● **Problem to solve**: Go through the records and report each line in which the word "dashboard" occurs.

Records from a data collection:
********************
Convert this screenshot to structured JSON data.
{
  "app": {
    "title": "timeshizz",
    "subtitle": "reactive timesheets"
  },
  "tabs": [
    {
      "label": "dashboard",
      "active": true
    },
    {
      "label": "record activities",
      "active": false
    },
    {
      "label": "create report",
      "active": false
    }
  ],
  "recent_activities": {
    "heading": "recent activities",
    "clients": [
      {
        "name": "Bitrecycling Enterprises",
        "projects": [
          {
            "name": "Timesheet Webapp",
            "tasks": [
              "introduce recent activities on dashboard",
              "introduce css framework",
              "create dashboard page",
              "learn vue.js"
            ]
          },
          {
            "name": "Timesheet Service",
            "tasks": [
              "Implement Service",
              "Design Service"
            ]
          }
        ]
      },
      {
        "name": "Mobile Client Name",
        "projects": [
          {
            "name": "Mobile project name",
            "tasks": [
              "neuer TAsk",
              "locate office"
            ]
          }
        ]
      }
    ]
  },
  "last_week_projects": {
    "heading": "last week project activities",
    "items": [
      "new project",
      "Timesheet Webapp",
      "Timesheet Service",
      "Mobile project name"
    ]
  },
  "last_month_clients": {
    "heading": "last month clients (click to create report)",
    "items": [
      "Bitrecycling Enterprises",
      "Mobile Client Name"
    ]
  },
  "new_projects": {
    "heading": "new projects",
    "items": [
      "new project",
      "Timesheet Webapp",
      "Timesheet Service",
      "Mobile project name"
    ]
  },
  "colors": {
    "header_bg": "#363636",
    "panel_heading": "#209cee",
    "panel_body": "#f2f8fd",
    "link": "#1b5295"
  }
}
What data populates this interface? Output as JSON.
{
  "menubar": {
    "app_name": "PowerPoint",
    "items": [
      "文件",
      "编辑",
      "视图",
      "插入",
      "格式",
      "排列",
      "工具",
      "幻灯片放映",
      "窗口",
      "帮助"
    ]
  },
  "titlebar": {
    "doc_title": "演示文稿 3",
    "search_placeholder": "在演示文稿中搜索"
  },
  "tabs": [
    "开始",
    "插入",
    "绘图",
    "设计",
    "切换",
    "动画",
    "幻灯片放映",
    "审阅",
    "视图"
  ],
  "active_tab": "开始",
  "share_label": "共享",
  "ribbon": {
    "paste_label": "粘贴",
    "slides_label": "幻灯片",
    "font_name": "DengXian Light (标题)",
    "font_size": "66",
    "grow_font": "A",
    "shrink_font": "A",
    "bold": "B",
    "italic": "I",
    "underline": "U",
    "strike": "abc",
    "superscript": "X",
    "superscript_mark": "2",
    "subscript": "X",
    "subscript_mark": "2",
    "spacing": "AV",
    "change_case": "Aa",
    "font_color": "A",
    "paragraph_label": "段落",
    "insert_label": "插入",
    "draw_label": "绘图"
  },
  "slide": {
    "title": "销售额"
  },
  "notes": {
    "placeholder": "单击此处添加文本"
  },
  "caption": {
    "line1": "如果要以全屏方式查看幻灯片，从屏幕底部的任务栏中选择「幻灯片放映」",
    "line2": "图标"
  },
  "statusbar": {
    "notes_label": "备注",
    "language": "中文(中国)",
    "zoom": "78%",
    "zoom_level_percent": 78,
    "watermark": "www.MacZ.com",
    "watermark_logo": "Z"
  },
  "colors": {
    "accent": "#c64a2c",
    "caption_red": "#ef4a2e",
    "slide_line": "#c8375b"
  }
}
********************
● **Response to the exercise**:
      "label": "dashboard",
              "introduce recent activities on dashboard",
              "create dashboard page",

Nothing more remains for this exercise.